Saturday, July 2, 2011


From Boulder we drove to Lander, Wyoming. I was not familiar with Lander before we arrived, but I was excited about climbing peaks in the nearby Cirque of the Towers, hoping for routes similar to the one we had taken up Spearhead in Rocky Mountain National Park.  However, after speaking with a guy at Lander’s climbing shop, we were convinced that due to the unusual amount of snow they had received this past winter the towers would be inaccessible without crampons and ice axes (which we don’t have with us).

            But Lander turned out to be a sport climber’s paradise—within an hour from town there are said to be close to two thousand bolted climbs. We spent a day exploring the crags at an area called Wild Iris—it’s higher elevation provided a refuge from the particularly hot day below. We spent the next day at the Main Wall of Sinks Canyon. Matt I challenged himself on some 5.12b’s and Matt II on some 5.11’s. While I can cleanly climb routes of higher difficulty on top-rope, by leading mentality is not quite at the same level as my technical ability—I was quite happy with the 5.10c that I did (although I admit that I hung on the last quickdraw for a particularly long time while I contemplated the moves I would have to make on the more run-out jaunt to the anchor).

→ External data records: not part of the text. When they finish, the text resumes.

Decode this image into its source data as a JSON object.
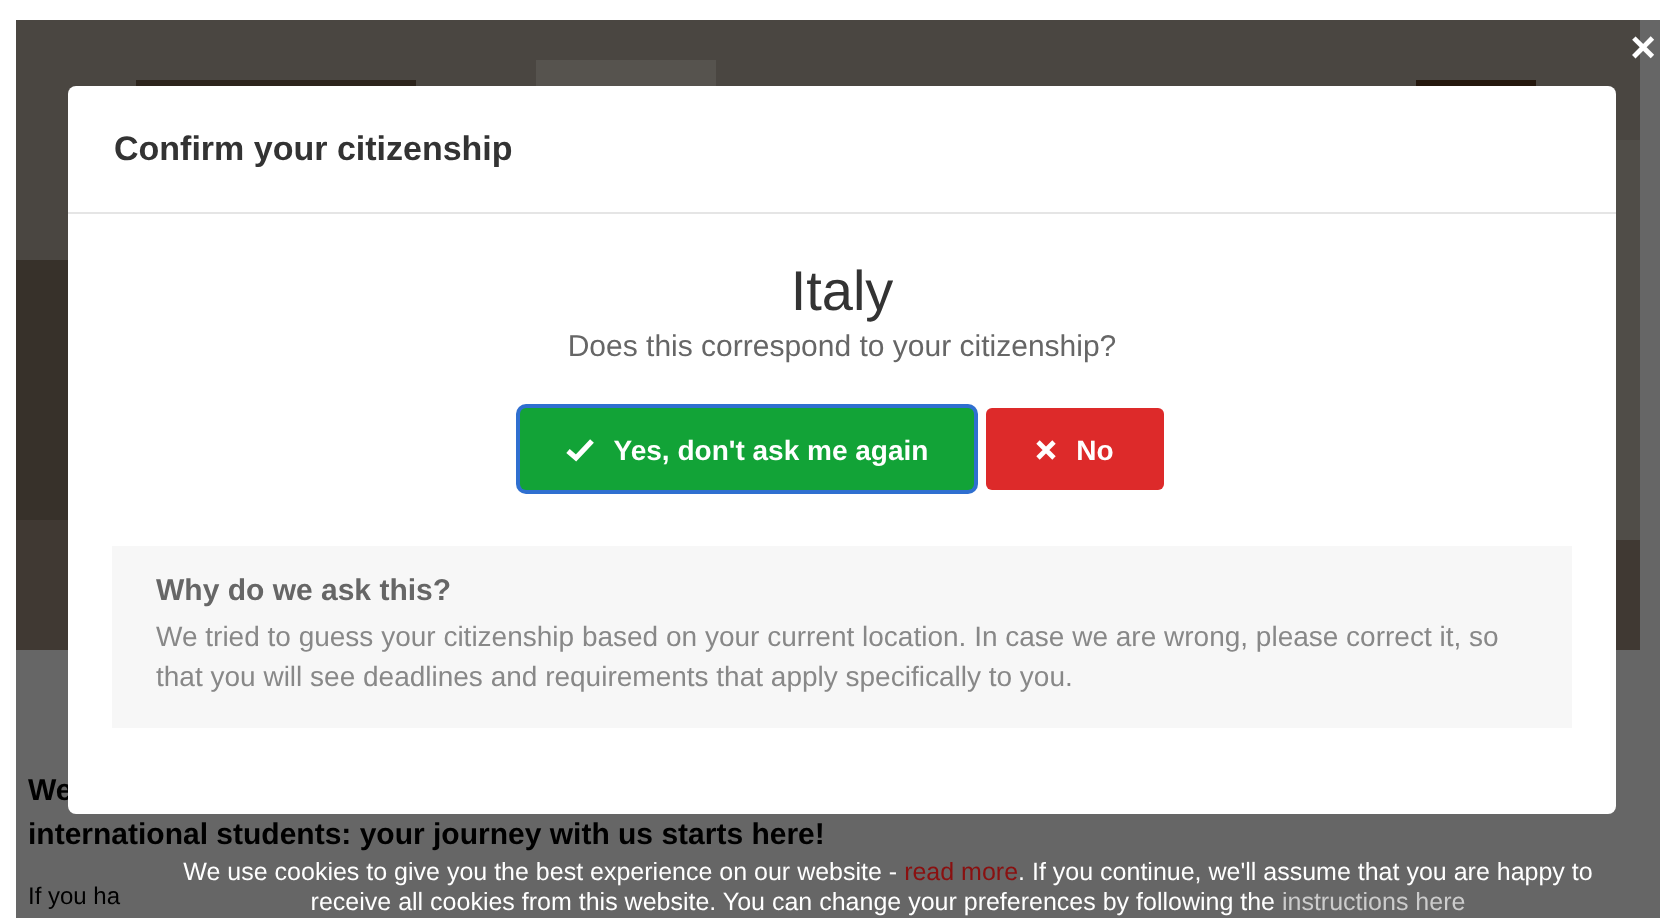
{
  "background_page": {
    "heading_start": "We",
    "heading_line": "international students: your journey with us starts here!",
    "paragraph_start": "If you ha"
  },
  "close_button": {
    "label": "×"
  },
  "dialog": {
    "title": "Confirm your citizenship",
    "country": "Italy",
    "question": "Does this correspond to your citizenship?",
    "buttons": [
      {
        "kind": "confirm",
        "label": "Yes, don't ask me again",
        "focused": true
      },
      {
        "kind": "reject",
        "label": "No",
        "focused": false
      }
    ],
    "info": {
      "title": "Why do we ask this?",
      "text": "We tried to guess your citizenship based on your current location. In case we are wrong, please correct it, so that you will see deadlines and requirements that apply specifically to you."
    }
  },
  "cookie_banner": {
    "text_before": "We use cookies to give you the best experience on our website - ",
    "link": "read more",
    "text_after": ". If you continue, we'll assume that you are happy to receive all cookies from this website. You can change your preferences by following the ",
    "link_2": "instructions here"
  }
}
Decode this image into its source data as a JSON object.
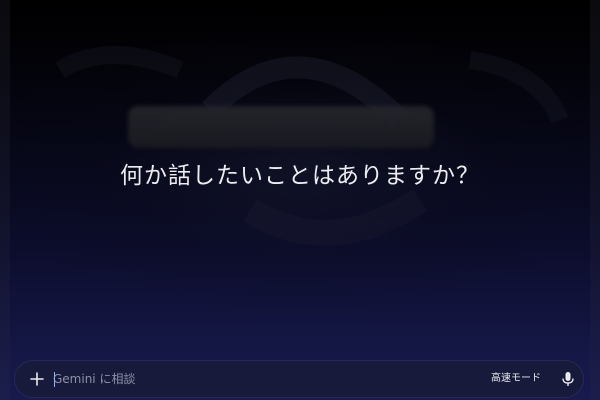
{
  "main": {
    "headline": "何か話したいことはありますか？"
  },
  "composer": {
    "add_icon": "plus-icon",
    "placeholder": "Gemini に相談",
    "value": "",
    "mode_label": "高速モード",
    "mic_icon": "microphone-icon"
  },
  "colors": {
    "background_top": "#000000",
    "background_bottom": "#181a4e",
    "composer_bg": "#171a3a",
    "text": "#ececf1",
    "placeholder": "#8e90a6",
    "caret": "#8ab4f8"
  }
}
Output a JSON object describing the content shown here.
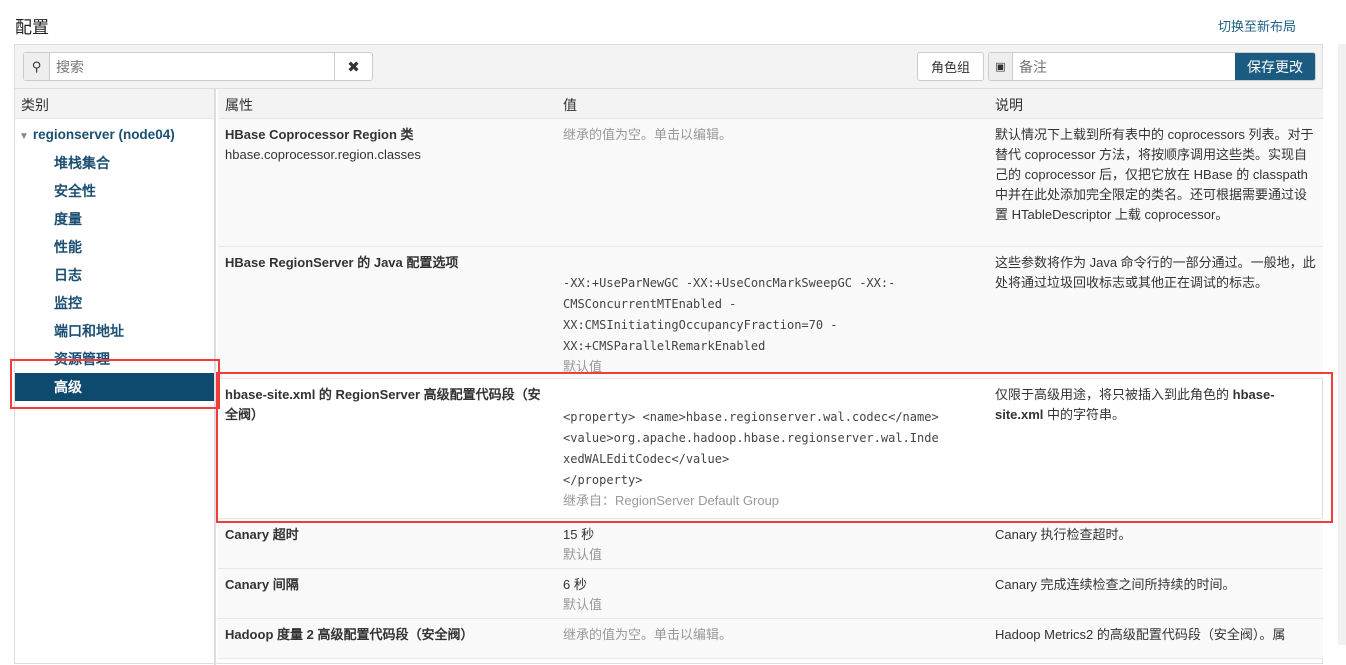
{
  "header": {
    "title": "配置",
    "switch_layout": "切换至新布局"
  },
  "toolbar": {
    "search_placeholder": "搜索",
    "role_group": "角色组",
    "note_placeholder": "备注",
    "save": "保存更改"
  },
  "sidebar": {
    "header": "类别",
    "root": "regionserver (node04)",
    "items": [
      "堆栈集合",
      "安全性",
      "度量",
      "性能",
      "日志",
      "监控",
      "端口和地址",
      "资源管理",
      "高级"
    ],
    "selected": "高级"
  },
  "table": {
    "headers": [
      "属性",
      "值",
      "说明"
    ],
    "rows": [
      {
        "name": "HBase Coprocessor Region 类",
        "key": "hbase.coprocessor.region.classes",
        "value_lines": [],
        "value_note": "继承的值为空。单击以编辑。",
        "note_top": true,
        "desc": "默认情况下上载到所有表中的 coprocessors 列表。对于替代 coprocessor 方法，将按顺序调用这些类。实现自己的 coprocessor 后，仅把它放在 HBase 的 classpath 中并在此处添加完全限定的类名。还可根据需要通过设置 HTableDescriptor 上载 coprocessor。"
      },
      {
        "name": "HBase RegionServer 的 Java 配置选项",
        "key": "",
        "value_lines": [
          "-XX:+UseParNewGC -XX:+UseConcMarkSweepGC -XX:-",
          "CMSConcurrentMTEnabled -",
          "XX:CMSInitiatingOccupancyFraction=70 -",
          "XX:+CMSParallelRemarkEnabled"
        ],
        "value_note": "默认值",
        "desc": "这些参数将作为 Java 命令行的一部分通过。一般地，此处将通过垃圾回收标志或其他正在调试的标志。"
      },
      {
        "name": "hbase-site.xml 的 RegionServer 高级配置代码段（安全阀）",
        "key": "",
        "value_lines": [
          "<property> <name>hbase.regionserver.wal.codec</name>",
          "<value>org.apache.hadoop.hbase.regionserver.wal.Inde",
          "xedWALEditCodec</value>",
          "</property>"
        ],
        "value_note": "继承自：RegionServer Default Group",
        "desc_pre": "仅限于高级用途，将只被插入到此角色的 ",
        "desc_bold": "hbase-site.xml",
        "desc_post": " 中的字符串。"
      },
      {
        "name": "Canary 超时",
        "value_text": "15 秒",
        "value_note": "默认值",
        "desc": "Canary 执行检查超时。"
      },
      {
        "name": "Canary 间隔",
        "value_text": "6 秒",
        "value_note": "默认值",
        "desc": "Canary 完成连续检查之间所持续的时间。"
      },
      {
        "name": "Hadoop 度量 2 高级配置代码段（安全阀）",
        "value_note": "继承的值为空。单击以编辑。",
        "desc": "Hadoop Metrics2 的高级配置代码段（安全阀）。属"
      }
    ]
  },
  "colors": {
    "accent": "#1b5b82",
    "selected": "#0e4a6e",
    "annotation": "#f03c3c"
  }
}
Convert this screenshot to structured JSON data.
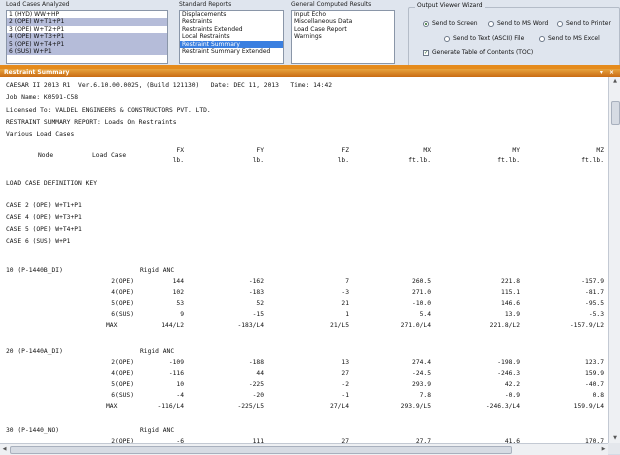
{
  "groups": {
    "load_cases": {
      "title": "Load Cases Analyzed",
      "items": [
        {
          "label": "1 (HYD) WW+HP",
          "state": ""
        },
        {
          "label": "2 (OPE) W+T1+P1",
          "state": "sel"
        },
        {
          "label": "3 (OPE) W+T2+P1",
          "state": ""
        },
        {
          "label": "4 (OPE) W+T3+P1",
          "state": "sel"
        },
        {
          "label": "5 (OPE) W+T4+P1",
          "state": "sel"
        },
        {
          "label": "6 (SUS) W+P1",
          "state": "sel"
        }
      ]
    },
    "standard_reports": {
      "title": "Standard Reports",
      "items": [
        {
          "label": "Displacements",
          "state": ""
        },
        {
          "label": "Restraints",
          "state": ""
        },
        {
          "label": "Restraints Extended",
          "state": ""
        },
        {
          "label": "Local Restraints",
          "state": ""
        },
        {
          "label": "Restraint Summary",
          "state": "hl"
        },
        {
          "label": "Restraint Summary Extended",
          "state": ""
        }
      ]
    },
    "general_results": {
      "title": "General Computed Results",
      "items": [
        {
          "label": "Input Echo",
          "state": ""
        },
        {
          "label": "Miscellaneous Data",
          "state": ""
        },
        {
          "label": "Load Case Report",
          "state": ""
        },
        {
          "label": "Warnings",
          "state": ""
        }
      ]
    }
  },
  "wizard": {
    "title": "Output Viewer Wizard",
    "send_screen": "Send to Screen",
    "send_word": "Send to MS Word",
    "send_printer": "Send to Printer",
    "send_text": "Send to Text (ASCII) File",
    "send_excel": "Send to MS Excel",
    "toc": "Generate Table of Contents (TOC)",
    "selected": "send_screen",
    "toc_checked": true
  },
  "panel": {
    "title": "Restraint Summary",
    "buttons": "▾ ×"
  },
  "report": {
    "header": [
      "CAESAR II 2013 R1  Ver.6.10.00.0025, (Build 121130)   Date: DEC 11, 2013   Time: 14:42",
      "Job Name: K0591-C58",
      "Licensed To: VALDEL ENGINEERS & CONSTRUCTORS PVT. LTD.",
      "RESTRAINT SUMMARY REPORT: Loads On Restraints",
      "Various Load Cases"
    ],
    "col_headers": [
      "Node",
      "Load Case",
      "FX",
      "FY",
      "FZ",
      "MX",
      "MY",
      "MZ"
    ],
    "units": [
      "lb.",
      "lb.",
      "lb.",
      "ft.lb.",
      "ft.lb.",
      "ft.lb."
    ],
    "key_title": "LOAD CASE DEFINITION KEY",
    "key": [
      "CASE 2 (OPE) W+T1+P1",
      "CASE 4 (OPE) W+T3+P1",
      "CASE 5 (OPE) W+T4+P1",
      "CASE 6 (SUS) W+P1"
    ],
    "nodes": [
      {
        "node": "10 (P-1440B_DI)",
        "type": "Rigid ANC",
        "rows": [
          [
            "2(OPE)",
            "144",
            "-162",
            "7",
            "260.5",
            "221.8",
            "-157.9"
          ],
          [
            "4(OPE)",
            "102",
            "-183",
            "-3",
            "271.0",
            "115.1",
            "-81.7"
          ],
          [
            "5(OPE)",
            "53",
            "52",
            "21",
            "-10.0",
            "146.6",
            "-95.5"
          ],
          [
            "6(SUS)",
            "9",
            "-15",
            "1",
            "5.4",
            "13.9",
            "-5.3"
          ],
          [
            "MAX",
            "144/L2",
            "-183/L4",
            "21/L5",
            "271.0/L4",
            "221.8/L2",
            "-157.9/L2"
          ]
        ]
      },
      {
        "node": "20 (P-1440A_DI)",
        "type": "Rigid ANC",
        "rows": [
          [
            "2(OPE)",
            "-109",
            "-188",
            "13",
            "274.4",
            "-198.9",
            "123.7"
          ],
          [
            "4(OPE)",
            "-116",
            "44",
            "27",
            "-24.5",
            "-246.3",
            "159.9"
          ],
          [
            "5(OPE)",
            "10",
            "-225",
            "-2",
            "293.9",
            "42.2",
            "-40.7"
          ],
          [
            "6(SUS)",
            "-4",
            "-20",
            "-1",
            "7.8",
            "-0.9",
            "0.8"
          ],
          [
            "MAX",
            "-116/L4",
            "-225/L5",
            "27/L4",
            "293.9/L5",
            "-246.3/L4",
            "159.9/L4"
          ]
        ]
      },
      {
        "node": "30 (P-1440_NO)",
        "type": "Rigid ANC",
        "rows": [
          [
            "2(OPE)",
            "-6",
            "111",
            "27",
            "27.7",
            "41.6",
            "170.7"
          ]
        ]
      }
    ]
  }
}
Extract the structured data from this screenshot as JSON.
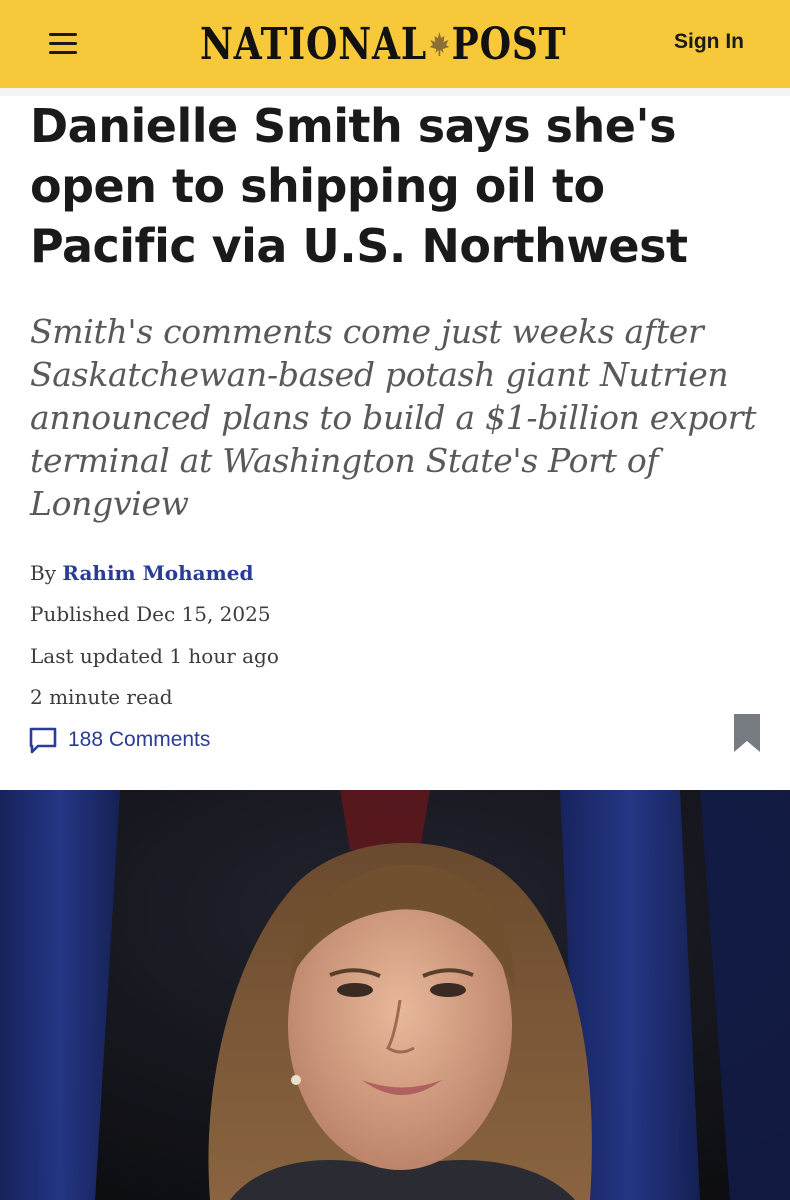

            We easily could have entertained ourselves for quite awhile here, but we continued on in order to meet up with Nick in Alberta tomorrow.
            After only a couple of hours of driving from Lander, the Tetons came into view, and I felt that tingle that comes with witnessing something beautiful. They looked more jagged than the rest of the Rockies; I thought they had a somewhat similar aesthetic to the peaks I had seen in Patagonia. As the peaks in Patagonia are the youngest in the Andes, the Tetons are the youngest in the Rockies—perhaps the similar looks comes from the fact that they have had similarly relatively less time to erode away.

            After a night in Grand Teton National Park, we continued on to Yellowstone. We stopped to watch Old Faithful erupt and to observe the many bison that lazed along the road. In the afternoon we went on a hike and caught sight of a black bear. And the copious amount of snow that may have prevented my schemes of peak-bagging allowed for a particularly striking wildflower season this year.
            I knew that Yellowstone was the first national park in the U.S., but I didn’t realize exactly how important it was for the precedent of species preservation. Even after it was established as a national park, poachers were allowed to nearly wipe out its bison population, and did wipe out its wolf population. It wasn’t until bison were fully protected in Yellowstone that a population had the opportunity to thrive on a small sliver of land—Yellowstone was the only place that North American bison were never fully exterminated. 

            The wolf population was rehabilitated after Canadian relatives of Yellowstone’s original population were introduced to the park in 1995. It’s amazing that in such a short while Yellowstone is now considered one of the best places to be able to see wolves in the wild.